Cal State Fullerton’s third annual Constitutional Jeopardy show will debut Monday, Sept. 21, on Titan TV’s YouTube channel, with host President Fram Virjee.

New this year are incentive prizes to support three student programs — $2,500 for first place, $1,500 for second place and $1,000 for third place — thanks to a donation from alumnus Paul Carter ’92 (B.A. political science), partner at Bergkvist, Bergkvist & Carter LLP and a member of the Cal State Fullerton Philanthropic Foundation board of governors.

“I am pleased to support our future CSUF alumni in every way possible.

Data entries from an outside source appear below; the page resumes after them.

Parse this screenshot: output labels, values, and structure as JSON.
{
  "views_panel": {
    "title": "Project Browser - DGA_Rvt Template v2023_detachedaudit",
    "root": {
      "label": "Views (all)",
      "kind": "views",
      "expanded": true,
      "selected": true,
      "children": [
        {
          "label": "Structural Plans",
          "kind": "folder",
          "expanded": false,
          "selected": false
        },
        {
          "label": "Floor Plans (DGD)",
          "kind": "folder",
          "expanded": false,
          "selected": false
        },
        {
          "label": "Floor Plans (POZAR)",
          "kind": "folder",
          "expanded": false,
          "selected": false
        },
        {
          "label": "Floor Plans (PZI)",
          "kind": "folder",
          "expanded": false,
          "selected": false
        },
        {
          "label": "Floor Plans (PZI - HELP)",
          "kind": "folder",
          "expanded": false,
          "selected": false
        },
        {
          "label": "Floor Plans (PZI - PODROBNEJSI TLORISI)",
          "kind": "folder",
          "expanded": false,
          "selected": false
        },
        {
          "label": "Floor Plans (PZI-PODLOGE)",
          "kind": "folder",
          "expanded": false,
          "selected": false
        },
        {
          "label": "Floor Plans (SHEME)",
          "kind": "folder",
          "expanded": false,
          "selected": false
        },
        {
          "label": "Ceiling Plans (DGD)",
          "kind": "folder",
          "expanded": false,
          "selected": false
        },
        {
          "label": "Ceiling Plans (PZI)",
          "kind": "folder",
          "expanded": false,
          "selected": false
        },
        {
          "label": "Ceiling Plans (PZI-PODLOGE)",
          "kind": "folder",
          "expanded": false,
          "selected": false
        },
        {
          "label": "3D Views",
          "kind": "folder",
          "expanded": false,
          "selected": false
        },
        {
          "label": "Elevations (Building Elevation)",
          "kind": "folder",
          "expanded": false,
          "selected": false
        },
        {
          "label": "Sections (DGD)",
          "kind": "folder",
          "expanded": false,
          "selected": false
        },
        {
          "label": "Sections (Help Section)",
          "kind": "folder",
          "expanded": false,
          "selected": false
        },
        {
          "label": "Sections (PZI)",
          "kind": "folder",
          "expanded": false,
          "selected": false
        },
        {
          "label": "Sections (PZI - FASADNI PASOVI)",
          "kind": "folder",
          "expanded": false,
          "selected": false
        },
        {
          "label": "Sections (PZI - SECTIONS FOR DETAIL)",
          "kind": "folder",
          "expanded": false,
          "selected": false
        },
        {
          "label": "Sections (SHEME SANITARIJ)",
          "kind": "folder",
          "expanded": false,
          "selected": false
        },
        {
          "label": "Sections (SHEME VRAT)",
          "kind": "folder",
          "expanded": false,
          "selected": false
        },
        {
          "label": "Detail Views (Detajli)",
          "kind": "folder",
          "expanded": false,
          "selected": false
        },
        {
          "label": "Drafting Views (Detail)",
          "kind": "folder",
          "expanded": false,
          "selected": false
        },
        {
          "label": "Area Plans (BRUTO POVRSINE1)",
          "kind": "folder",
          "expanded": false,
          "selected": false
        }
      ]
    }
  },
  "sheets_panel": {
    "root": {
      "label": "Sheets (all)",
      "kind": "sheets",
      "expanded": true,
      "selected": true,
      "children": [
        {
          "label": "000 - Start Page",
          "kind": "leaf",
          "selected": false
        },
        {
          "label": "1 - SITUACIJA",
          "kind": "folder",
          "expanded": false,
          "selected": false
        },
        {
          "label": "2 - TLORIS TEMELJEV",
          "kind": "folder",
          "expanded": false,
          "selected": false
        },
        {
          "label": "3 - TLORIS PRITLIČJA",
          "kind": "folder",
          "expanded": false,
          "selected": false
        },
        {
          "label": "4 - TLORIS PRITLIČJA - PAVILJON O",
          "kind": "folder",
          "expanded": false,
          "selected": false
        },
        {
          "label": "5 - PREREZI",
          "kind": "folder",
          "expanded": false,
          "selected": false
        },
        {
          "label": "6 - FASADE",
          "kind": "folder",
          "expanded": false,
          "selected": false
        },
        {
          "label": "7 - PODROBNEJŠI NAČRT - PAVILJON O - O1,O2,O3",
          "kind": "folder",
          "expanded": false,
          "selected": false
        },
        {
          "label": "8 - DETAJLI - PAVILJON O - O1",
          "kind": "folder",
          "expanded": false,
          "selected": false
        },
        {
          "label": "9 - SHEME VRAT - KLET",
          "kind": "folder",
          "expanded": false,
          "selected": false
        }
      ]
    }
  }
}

My Titan education in political science provided the foundation upon which my entire life is built,” he said. “I am also a political junkie and a great fan of ‘Jeopardy!'”

The student contestants include Navdeep Sidhu, Gabrielle Bennett and Miguel Lerma, paired with faculty and staff members: two-time defending champion Rob Robinson, associate professor of political science who will be competing on behalf of the university’s Moot Court team; Carolyn Thomas, provost and vice president for academic affairs who will be competing on behalf of the Guardian Scholars program; and Tonantzin Oseguera, vice president for student affairs who will be competing on behalf of the Veterans Resource Center.

All three programs are personal to Carter, who is a veteran, has four adopted children and competed on his law school’s national championship Negotiation Moot Court team.

“I am intimately familiar with how each of these groups enhances the student experience on campus while also providing a support network to ensure the success of all students,” said Carter.

Robinson says knowing the Constitution is foundational: “Like the air we breathe, we don’t always notice it, but it’s vital in understanding our political life.” A frequent Moot Court judge, Robinson explains that the program is a transformative experience for students that builds confidence, strengthens critical skill sets and introduces them to local alumni networks — but is expensive due to the travel required for competitions.

Meanwhile, recently appointed Provost Thomas wanted to jump into a “fun and inspiring” activity with her new colleagues. The CSUF Class of 1994 American studies alumna chose to support Guardian Scholars, a program that supports former foster youth in their higher education journeys, because of a personal connection: Her family began fostering a son last year.

Stepping into her new role as vice president for student affairs, Oseguera emphasizes that “knowing and studying the Constitution is the personal responsibility of everyone.” She is “excited about making the Constitution more alive and relatable” and chose to support the Veterans Resource Center in honor of her brother and husband, both veterans.

This year’s Constitutional Jeopardy is organized by Stephen Stambough, professor of political science and Academic Senate chair, and sponsored by CSUF’s chapter of Pi Sigma Alpha, the national political science honor society.

Audience members are encouraged to donate in support of their favorite contestant and/or student program.

Contact: Lynn Juliano,